Collected data entries:
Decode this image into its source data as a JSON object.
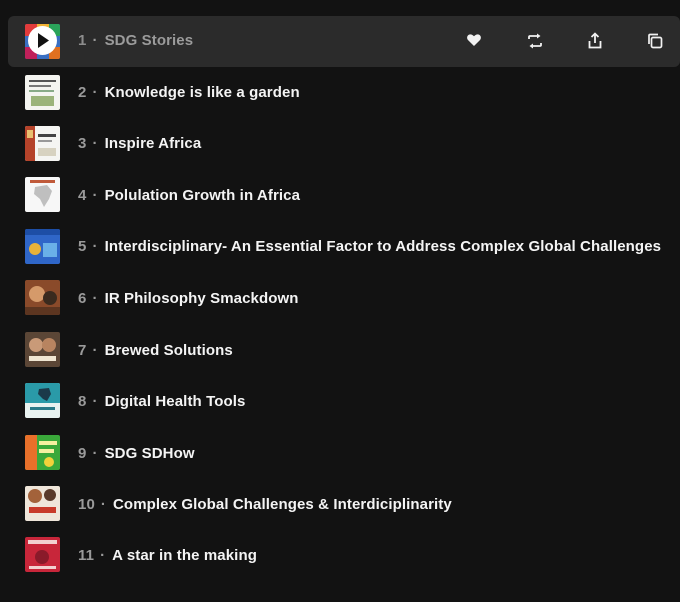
{
  "colors": {
    "background": "#121212",
    "active_row": "#2b2b2b",
    "text": "#f4f4f4",
    "muted": "#9a9a9a"
  },
  "actions": {
    "like_icon": "heart-icon",
    "repost_icon": "repost-icon",
    "share_icon": "share-icon",
    "copy_icon": "copy-icon"
  },
  "tracks": [
    {
      "num": "1",
      "sep": "·",
      "title": "SDG Stories",
      "thumb": "sdg-stories-artwork"
    },
    {
      "num": "2",
      "sep": "·",
      "title": "Knowledge is like a garden",
      "thumb": "knowledge-garden-artwork"
    },
    {
      "num": "3",
      "sep": "·",
      "title": "Inspire Africa",
      "thumb": "inspire-africa-artwork"
    },
    {
      "num": "4",
      "sep": "·",
      "title": "Polulation Growth in Africa",
      "thumb": "population-africa-artwork"
    },
    {
      "num": "5",
      "sep": "·",
      "title": "Interdisciplinary- An Essential Factor to Address Complex Global Challenges",
      "thumb": "interdisciplinary-artwork"
    },
    {
      "num": "6",
      "sep": "·",
      "title": "IR Philosophy Smackdown",
      "thumb": "ir-philosophy-artwork"
    },
    {
      "num": "7",
      "sep": "·",
      "title": "Brewed Solutions",
      "thumb": "brewed-solutions-artwork"
    },
    {
      "num": "8",
      "sep": "·",
      "title": "Digital Health Tools",
      "thumb": "digital-health-artwork"
    },
    {
      "num": "9",
      "sep": "·",
      "title": "SDG SDHow",
      "thumb": "sdg-sdhow-artwork"
    },
    {
      "num": "10",
      "sep": "·",
      "title": "Complex Global Challenges & Interdiciplinarity",
      "thumb": "complex-challenges-artwork"
    },
    {
      "num": "11",
      "sep": "·",
      "title": "A star in the making",
      "thumb": "star-making-artwork"
    }
  ]
}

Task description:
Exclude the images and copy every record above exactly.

Result:
Decode this image into its source data as a JSON object.
{
  "colors": {
    "background": "#121212",
    "active_row": "#2b2b2b",
    "text": "#f4f4f4",
    "muted": "#9a9a9a"
  },
  "actions": {
    "like_icon": "heart-icon",
    "repost_icon": "repost-icon",
    "share_icon": "share-icon",
    "copy_icon": "copy-icon"
  },
  "tracks": [
    {
      "num": "1",
      "sep": "·",
      "title": "SDG Stories",
      "thumb": "sdg-stories-artwork"
    },
    {
      "num": "2",
      "sep": "·",
      "title": "Knowledge is like a garden",
      "thumb": "knowledge-garden-artwork"
    },
    {
      "num": "3",
      "sep": "·",
      "title": "Inspire Africa",
      "thumb": "inspire-africa-artwork"
    },
    {
      "num": "4",
      "sep": "·",
      "title": "Polulation Growth in Africa",
      "thumb": "population-africa-artwork"
    },
    {
      "num": "5",
      "sep": "·",
      "title": "Interdisciplinary- An Essential Factor to Address Complex Global Challenges",
      "thumb": "interdisciplinary-artwork"
    },
    {
      "num": "6",
      "sep": "·",
      "title": "IR Philosophy Smackdown",
      "thumb": "ir-philosophy-artwork"
    },
    {
      "num": "7",
      "sep": "·",
      "title": "Brewed Solutions",
      "thumb": "brewed-solutions-artwork"
    },
    {
      "num": "8",
      "sep": "·",
      "title": "Digital Health Tools",
      "thumb": "digital-health-artwork"
    },
    {
      "num": "9",
      "sep": "·",
      "title": "SDG SDHow",
      "thumb": "sdg-sdhow-artwork"
    },
    {
      "num": "10",
      "sep": "·",
      "title": "Complex Global Challenges & Interdiciplinarity",
      "thumb": "complex-challenges-artwork"
    },
    {
      "num": "11",
      "sep": "·",
      "title": "A star in the making",
      "thumb": "star-making-artwork"
    }
  ]
}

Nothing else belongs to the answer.